- What advice would you give someone who decided to strive to be a founder/for a CEO position?
It depends. If you’re in your twenties and starting out – you have so much time ahead of you. Try out as many things as you can to find something that really gets you excited – that makes you want to wake up early and not go to bed. Try out a bunch of different things that doesn’t necessarily look good on your CV – just try it.
If you’re going to found a company, you’re going to need to know a little bit about a lot of things and you’re going to need to know how to prioritize and delegate to competent employees. So again, get your finger in a lot of different aspects and go ahead and start something. The market will tell you if there is anything there or if it’s not working.
- Tag the one person in the industry whose answers to these questions you would love to read
David Dulany has built high-performance Sales Development programs for Glassdoor, OpenDNS, Infer and Act-On Software. At Tenbound, he helps companies start, optimize and turn around Sales Development programs. For more information, visit daviddulany.com and tenbound.com.
On August 30th, 2018 David is hosting The Sales Development Conference at The Ritz-Carlton San Francisco. This conference brings together VPs, Directors and Managers of Sales Development, along with SDRs, Marketers, C-Level Execs, Owners and VC’s for a day of learning and networking 100% focused on Sales Development with the top minds in our industry.
The conference will include general session presentations, fireside chats, and panel discussions lead by world-renowned Sales Development experts. Anyone involved in Sales Development will gain tremendous value from attending.

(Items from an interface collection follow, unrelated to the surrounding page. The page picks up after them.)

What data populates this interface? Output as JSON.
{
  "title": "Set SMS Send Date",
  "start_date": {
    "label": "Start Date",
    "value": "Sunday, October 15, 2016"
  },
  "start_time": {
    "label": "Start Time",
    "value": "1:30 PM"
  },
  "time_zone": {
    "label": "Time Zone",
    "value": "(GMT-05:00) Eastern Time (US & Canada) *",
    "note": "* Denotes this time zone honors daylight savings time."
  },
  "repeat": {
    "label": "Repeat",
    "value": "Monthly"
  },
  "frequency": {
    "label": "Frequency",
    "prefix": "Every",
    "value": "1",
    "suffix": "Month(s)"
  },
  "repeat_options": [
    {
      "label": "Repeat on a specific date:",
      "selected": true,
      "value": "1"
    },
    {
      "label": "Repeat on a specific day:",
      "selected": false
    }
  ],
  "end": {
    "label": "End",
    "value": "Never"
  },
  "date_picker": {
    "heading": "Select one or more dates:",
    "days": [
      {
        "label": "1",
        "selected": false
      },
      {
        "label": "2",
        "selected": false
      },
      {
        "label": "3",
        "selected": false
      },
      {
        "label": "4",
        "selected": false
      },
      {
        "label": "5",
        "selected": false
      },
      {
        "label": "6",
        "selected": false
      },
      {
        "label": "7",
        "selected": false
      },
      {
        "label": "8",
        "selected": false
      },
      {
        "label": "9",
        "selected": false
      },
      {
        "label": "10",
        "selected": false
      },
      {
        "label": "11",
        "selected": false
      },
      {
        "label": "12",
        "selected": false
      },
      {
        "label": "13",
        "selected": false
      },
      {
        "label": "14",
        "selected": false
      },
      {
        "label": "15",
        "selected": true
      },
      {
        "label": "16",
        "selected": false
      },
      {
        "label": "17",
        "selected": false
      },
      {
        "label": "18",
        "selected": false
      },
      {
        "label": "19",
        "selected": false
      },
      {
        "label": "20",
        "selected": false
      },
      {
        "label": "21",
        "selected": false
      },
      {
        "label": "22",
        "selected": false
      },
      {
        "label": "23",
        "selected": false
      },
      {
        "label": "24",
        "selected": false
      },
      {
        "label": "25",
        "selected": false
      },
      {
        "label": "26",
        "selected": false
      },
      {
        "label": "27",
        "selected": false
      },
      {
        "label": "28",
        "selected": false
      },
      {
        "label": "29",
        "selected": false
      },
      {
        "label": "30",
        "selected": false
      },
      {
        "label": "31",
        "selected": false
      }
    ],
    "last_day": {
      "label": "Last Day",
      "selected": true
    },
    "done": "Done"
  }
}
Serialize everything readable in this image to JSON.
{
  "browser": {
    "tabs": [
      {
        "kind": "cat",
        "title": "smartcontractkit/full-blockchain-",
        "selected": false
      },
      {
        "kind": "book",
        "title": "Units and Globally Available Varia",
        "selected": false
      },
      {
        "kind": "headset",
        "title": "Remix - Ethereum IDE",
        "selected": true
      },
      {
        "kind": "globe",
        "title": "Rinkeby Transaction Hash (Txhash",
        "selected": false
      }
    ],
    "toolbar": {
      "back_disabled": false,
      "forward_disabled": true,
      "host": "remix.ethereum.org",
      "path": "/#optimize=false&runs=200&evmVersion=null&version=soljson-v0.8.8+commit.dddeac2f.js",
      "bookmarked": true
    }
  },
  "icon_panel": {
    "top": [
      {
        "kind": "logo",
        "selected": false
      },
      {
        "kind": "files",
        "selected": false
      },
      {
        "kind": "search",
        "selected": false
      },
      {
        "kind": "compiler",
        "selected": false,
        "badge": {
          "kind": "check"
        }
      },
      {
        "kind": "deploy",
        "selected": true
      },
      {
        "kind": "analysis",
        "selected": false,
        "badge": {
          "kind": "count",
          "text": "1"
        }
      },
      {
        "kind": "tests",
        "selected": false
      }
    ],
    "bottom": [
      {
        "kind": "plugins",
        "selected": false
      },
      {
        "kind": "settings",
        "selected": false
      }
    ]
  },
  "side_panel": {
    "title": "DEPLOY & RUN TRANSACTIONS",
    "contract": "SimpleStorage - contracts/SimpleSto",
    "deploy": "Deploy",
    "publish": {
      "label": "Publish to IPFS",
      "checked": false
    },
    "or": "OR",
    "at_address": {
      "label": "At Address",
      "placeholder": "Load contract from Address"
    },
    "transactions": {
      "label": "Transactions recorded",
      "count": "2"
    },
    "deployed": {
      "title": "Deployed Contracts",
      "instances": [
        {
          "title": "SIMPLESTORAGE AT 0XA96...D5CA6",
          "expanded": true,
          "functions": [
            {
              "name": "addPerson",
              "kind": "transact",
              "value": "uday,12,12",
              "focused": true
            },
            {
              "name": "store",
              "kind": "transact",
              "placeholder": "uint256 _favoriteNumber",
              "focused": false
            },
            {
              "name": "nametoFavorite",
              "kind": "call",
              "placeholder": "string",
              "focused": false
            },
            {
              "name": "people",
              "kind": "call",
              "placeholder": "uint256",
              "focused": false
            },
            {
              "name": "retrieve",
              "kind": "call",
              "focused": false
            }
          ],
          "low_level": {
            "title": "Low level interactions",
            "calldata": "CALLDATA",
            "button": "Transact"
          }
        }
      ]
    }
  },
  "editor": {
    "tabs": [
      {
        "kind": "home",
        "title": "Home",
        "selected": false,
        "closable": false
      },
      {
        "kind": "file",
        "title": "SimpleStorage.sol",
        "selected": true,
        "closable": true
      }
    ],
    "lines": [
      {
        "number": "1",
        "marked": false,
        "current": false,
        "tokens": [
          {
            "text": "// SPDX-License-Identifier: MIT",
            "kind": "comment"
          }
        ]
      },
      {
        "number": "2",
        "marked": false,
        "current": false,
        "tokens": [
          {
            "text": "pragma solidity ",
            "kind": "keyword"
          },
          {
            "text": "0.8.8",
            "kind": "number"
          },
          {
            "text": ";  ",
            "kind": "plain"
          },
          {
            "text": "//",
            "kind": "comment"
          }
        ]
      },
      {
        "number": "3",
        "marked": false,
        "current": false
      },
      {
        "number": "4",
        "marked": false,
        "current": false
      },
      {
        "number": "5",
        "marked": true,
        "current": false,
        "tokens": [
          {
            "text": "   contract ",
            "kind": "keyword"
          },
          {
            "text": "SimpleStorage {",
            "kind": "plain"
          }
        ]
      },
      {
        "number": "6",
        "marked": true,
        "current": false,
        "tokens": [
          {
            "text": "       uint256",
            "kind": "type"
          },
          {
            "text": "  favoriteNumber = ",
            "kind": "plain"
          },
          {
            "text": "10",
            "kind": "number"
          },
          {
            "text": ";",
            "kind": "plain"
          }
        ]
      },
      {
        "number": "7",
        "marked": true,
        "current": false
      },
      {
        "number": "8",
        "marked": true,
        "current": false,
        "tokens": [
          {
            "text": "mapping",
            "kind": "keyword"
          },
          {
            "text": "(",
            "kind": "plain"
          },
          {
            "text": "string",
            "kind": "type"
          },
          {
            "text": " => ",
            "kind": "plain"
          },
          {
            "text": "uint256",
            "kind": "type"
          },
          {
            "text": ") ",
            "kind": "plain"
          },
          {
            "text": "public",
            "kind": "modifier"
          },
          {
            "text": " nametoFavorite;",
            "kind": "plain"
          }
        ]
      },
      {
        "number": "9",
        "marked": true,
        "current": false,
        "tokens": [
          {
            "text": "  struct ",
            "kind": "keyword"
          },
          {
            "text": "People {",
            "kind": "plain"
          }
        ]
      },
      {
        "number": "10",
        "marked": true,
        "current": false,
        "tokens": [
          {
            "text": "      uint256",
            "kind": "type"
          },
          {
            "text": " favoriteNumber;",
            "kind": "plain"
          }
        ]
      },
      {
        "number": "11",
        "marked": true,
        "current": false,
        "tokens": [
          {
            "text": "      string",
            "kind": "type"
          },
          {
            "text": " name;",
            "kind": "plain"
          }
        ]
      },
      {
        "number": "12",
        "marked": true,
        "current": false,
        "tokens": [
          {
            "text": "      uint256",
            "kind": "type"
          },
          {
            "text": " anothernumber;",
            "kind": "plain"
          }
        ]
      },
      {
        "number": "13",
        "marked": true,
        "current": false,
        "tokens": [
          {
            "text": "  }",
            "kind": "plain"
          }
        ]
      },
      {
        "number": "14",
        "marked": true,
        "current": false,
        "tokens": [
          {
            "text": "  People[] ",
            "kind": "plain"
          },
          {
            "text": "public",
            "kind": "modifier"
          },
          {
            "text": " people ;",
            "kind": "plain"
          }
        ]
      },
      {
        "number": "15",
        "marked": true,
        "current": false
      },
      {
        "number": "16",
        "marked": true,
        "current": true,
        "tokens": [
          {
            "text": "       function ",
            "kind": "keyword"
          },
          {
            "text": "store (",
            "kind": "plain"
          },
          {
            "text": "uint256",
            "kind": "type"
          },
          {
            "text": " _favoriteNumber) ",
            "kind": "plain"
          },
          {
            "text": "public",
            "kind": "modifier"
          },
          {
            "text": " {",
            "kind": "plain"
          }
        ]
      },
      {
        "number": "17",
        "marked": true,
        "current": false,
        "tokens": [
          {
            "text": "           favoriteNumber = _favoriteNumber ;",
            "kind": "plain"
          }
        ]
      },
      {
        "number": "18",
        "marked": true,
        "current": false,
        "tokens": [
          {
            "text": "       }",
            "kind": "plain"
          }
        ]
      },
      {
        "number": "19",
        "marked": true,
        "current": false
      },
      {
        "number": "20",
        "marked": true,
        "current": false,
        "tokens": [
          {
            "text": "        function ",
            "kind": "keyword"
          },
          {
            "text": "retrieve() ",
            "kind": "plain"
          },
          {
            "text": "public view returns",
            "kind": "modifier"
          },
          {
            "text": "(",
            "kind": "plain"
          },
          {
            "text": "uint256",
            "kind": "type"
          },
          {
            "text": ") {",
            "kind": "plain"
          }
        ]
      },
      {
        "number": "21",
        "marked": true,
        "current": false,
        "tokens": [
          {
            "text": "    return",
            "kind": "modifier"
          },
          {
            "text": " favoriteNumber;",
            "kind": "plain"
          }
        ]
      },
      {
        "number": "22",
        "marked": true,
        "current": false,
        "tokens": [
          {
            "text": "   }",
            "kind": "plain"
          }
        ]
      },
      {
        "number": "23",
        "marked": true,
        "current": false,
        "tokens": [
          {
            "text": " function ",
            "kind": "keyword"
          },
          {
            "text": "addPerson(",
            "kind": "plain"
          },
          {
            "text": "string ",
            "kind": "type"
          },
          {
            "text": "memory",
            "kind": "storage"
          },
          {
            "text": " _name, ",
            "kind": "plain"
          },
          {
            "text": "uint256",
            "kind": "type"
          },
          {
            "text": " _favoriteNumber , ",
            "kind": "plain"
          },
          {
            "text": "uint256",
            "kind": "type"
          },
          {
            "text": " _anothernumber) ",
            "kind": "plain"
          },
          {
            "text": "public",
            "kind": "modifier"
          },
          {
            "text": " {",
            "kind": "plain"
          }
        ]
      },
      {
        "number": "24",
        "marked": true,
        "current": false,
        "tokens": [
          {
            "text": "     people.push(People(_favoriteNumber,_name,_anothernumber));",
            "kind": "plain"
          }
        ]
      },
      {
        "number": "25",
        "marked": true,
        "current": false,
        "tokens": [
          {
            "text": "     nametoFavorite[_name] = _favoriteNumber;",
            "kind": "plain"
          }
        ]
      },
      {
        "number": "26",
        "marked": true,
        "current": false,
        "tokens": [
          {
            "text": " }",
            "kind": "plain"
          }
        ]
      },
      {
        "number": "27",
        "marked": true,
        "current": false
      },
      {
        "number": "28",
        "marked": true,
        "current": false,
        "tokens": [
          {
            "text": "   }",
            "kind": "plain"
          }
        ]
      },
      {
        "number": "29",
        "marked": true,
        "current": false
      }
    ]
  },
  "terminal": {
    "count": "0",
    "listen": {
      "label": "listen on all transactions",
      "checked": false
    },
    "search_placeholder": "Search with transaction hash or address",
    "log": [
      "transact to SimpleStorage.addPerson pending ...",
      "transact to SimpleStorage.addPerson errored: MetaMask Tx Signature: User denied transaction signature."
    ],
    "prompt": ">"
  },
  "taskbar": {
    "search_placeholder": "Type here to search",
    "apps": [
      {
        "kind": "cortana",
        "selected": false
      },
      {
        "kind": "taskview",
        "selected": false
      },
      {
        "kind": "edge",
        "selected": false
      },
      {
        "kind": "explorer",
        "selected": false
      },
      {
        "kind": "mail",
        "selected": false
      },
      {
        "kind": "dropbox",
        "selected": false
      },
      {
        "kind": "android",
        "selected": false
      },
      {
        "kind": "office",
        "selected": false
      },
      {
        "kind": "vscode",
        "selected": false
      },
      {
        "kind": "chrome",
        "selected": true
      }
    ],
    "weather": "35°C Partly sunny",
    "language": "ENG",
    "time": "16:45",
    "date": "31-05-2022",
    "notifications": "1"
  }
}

As the only conference dedicated 100% to Sales Development, The Sales Development Conference provides a unique opportunity to learn, grow, connect and move our practice forward. Be part of the movement!